Records for the task:
-- Opening Marker --

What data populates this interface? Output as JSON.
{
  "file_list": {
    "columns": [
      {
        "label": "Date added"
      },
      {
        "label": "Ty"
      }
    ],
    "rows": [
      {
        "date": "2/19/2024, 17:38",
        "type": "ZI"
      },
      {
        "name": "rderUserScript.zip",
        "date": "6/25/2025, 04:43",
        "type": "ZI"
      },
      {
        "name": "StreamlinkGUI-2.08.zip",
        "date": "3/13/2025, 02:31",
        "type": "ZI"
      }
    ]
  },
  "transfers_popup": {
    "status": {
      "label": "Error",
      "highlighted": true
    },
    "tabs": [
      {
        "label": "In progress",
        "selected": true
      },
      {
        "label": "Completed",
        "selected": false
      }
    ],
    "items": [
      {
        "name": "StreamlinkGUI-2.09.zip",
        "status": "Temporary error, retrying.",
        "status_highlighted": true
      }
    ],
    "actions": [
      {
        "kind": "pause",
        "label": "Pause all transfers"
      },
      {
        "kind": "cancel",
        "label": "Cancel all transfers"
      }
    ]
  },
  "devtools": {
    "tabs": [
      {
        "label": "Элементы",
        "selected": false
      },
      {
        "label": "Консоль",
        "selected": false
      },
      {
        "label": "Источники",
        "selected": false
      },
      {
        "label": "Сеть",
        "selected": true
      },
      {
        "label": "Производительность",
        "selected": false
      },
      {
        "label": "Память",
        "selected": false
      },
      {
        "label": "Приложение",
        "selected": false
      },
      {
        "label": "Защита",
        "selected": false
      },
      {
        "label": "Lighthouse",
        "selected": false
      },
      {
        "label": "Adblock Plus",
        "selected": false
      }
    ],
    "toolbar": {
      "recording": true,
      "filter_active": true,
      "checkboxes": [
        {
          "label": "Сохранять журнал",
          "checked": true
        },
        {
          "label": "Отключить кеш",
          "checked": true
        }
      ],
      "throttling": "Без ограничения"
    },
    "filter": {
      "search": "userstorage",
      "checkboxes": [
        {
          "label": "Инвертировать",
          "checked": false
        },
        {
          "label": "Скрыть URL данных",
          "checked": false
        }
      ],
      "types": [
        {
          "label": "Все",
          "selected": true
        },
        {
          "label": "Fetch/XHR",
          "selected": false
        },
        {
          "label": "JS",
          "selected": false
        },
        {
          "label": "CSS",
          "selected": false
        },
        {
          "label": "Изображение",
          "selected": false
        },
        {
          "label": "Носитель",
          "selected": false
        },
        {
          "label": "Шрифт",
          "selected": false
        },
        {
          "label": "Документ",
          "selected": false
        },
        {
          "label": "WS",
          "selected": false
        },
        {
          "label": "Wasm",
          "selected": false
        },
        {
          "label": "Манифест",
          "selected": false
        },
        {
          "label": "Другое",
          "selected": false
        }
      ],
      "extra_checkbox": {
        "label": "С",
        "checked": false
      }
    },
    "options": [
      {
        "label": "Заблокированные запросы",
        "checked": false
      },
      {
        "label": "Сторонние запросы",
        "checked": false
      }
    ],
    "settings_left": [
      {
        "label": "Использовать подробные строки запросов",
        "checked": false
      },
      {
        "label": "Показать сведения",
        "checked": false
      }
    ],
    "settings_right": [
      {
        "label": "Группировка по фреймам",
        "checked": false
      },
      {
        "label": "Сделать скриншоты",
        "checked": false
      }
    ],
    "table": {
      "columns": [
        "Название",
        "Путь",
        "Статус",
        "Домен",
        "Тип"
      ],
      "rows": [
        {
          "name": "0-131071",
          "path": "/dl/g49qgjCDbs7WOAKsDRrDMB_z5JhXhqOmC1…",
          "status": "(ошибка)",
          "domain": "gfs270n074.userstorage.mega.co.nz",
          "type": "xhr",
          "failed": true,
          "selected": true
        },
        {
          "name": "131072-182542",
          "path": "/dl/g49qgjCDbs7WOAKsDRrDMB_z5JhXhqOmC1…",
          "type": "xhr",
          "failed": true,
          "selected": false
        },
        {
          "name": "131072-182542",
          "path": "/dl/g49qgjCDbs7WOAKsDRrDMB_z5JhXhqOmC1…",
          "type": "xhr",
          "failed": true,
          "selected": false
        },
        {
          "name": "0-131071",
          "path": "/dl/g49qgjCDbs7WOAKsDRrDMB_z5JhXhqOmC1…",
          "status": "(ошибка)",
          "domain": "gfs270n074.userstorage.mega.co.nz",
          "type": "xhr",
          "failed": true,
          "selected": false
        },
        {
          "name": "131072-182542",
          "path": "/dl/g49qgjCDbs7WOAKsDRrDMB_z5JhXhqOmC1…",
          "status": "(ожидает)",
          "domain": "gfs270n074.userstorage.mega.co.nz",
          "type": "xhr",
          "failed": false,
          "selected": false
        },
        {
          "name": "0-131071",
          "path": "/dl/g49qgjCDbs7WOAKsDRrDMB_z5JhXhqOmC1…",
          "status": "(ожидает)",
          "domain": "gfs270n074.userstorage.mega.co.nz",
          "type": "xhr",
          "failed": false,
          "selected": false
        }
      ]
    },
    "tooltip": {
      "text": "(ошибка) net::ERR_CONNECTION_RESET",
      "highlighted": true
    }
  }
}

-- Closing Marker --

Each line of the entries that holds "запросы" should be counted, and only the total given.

Response to this exercise:
2